SigmaPM - Vaubadon
Tuesday, 8 May - 11.00–12.15 - 1 hour, 15 minutes
Summary: Getting your ducks in a row requires more than just putting some planks on either side; you need to have the right motivators and drivers in place. In this presentation we will get rid of the stick and look at selecting the right carrots for inspiring team performance. Learning objectives
| Report by:
Céline Maurel, PMP
France Sud Chapter
With a dynamic style combining humor with hard facts to stimulate discussion, Mark Gray states that motivating teams is not easy and that motivation efforts can be counter-productive.
1. Why motivating teams is not easy?
a. Very few people are natural leaders like Gandhi, Nelson Mandela, …
b. The leadership ability is inherent but needs to be developed to reach the full potential. Different theories give good guidance to develop leadership (Maxwell, Lencioni, Pink, …).

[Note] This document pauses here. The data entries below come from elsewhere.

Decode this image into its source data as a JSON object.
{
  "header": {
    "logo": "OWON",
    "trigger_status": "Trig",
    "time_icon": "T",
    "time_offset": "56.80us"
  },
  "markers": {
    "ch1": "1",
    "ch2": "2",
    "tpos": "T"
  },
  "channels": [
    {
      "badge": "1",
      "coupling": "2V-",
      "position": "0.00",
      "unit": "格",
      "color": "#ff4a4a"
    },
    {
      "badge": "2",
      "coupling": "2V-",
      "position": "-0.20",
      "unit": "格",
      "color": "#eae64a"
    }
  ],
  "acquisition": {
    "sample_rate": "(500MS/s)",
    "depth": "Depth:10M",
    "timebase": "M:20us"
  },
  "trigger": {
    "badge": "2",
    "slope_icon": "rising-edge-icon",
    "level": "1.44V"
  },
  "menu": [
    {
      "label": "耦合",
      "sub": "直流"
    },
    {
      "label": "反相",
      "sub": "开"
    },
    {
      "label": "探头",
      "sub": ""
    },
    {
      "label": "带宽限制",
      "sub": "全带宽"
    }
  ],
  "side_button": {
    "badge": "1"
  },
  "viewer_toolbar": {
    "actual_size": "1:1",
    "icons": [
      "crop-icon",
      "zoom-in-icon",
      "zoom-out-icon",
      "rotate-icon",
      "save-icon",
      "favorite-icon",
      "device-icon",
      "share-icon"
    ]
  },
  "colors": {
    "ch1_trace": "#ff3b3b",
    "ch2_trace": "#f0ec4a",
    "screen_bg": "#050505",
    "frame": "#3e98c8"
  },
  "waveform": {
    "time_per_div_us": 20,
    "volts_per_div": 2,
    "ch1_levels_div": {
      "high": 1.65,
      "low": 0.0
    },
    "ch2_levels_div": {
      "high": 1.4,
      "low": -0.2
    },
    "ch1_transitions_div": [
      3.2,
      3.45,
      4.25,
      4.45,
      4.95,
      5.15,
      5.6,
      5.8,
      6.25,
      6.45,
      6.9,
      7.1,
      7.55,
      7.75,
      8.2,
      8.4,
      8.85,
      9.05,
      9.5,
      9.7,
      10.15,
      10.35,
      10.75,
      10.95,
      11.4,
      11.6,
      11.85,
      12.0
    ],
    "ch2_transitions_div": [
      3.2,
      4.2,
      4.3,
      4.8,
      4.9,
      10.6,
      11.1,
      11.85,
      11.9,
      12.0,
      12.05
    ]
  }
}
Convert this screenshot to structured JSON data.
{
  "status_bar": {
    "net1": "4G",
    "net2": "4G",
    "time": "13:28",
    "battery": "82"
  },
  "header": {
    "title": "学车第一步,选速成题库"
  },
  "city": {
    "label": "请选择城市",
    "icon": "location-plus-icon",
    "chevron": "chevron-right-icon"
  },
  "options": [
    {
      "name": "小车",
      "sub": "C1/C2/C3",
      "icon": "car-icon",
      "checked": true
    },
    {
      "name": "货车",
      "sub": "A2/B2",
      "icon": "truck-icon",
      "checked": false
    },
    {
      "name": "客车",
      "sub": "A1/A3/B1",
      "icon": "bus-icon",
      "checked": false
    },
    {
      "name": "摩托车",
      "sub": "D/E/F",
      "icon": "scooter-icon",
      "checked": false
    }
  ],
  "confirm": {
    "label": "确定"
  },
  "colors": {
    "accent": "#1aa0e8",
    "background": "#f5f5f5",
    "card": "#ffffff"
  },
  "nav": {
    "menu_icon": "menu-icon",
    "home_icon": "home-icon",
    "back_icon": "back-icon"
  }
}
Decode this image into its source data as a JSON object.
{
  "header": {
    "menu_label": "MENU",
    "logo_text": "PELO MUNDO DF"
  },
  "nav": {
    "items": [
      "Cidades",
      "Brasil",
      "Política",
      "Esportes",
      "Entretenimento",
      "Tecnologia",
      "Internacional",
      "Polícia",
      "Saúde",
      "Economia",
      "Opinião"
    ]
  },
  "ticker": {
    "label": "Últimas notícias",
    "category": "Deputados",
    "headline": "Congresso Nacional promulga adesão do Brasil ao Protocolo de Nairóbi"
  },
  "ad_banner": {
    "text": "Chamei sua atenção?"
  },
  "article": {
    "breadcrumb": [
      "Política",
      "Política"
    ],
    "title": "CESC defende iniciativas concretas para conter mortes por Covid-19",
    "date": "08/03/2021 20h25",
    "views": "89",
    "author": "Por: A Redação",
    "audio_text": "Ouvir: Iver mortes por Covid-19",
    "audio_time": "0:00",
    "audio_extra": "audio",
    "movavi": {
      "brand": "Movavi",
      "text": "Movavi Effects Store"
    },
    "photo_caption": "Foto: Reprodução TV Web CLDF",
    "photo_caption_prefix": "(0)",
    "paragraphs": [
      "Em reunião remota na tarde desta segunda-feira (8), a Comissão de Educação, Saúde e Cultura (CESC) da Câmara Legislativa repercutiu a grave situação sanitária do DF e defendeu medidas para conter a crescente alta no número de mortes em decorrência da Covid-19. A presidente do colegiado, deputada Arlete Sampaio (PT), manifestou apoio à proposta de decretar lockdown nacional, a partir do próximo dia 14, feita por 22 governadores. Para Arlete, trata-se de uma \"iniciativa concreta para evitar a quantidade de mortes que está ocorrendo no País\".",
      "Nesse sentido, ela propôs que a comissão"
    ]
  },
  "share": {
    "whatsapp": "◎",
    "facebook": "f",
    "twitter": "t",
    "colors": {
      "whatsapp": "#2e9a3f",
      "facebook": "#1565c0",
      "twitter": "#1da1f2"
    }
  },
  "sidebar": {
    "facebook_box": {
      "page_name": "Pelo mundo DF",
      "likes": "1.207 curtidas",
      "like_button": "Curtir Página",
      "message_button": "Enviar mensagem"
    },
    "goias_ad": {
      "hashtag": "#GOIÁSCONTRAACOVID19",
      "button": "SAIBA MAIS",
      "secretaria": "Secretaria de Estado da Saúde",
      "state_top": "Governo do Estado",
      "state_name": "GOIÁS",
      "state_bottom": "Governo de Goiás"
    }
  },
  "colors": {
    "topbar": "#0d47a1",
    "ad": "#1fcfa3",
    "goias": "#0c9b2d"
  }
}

c. Many PM have a technical background that gives them a logical mindset and management trainings focus on methods to analyze and maintain the baselines. So they are often ill to really inspire their teams to meet or exceed expectations.
2. Motivation efforts can be counter-productive!
a. Motivating by setting performance objectives is not always efficient: if the given objectives are too fuzzy or unreachable, SMART objectives become DUMB (Diffuse, Unmeasurable, Meaningless and Boring).
b. Money can decrease performance: studies showed that offering large bonuses to perform intellectual or creative tasks lead to worse results than expected.
So we need to find the right button to motivate!
Mark Gray develops the standard motivational theories where you should reward the behavior you want and punish the one you don’t want (“Motivation 2.0” by Daniel Pink).
Setting realistic targets improves motivation and focusing the team on the final goals increase the ability to work together to achieve the goals. Even more, reward visibly the achievements reinforce the positive behavior and encourage other team members to strive to the same level of achievement. But reward should be carefully managed because paying someone to perform a task they were happy to perform anyway will transform this task into “work” thus reducing their personal motivation.
So what PM can do to motivate their teams?
Mark Gray states that motivation is an ongoing factor, that stress is demotivating and that a space of freedom once a week can increase synergy, creativity and motivation in a company.
Mark thinks we should get salary and benefits out of the picture and focus on using or supporting the intrinsic motivation of each team member (“Motivation 3.0” by Daniel Pink”). To make it happen, standard performance tools like performance reviews, varied metrics and modest rewards as well as trying to add some fun are efficient motivation techniques to explore.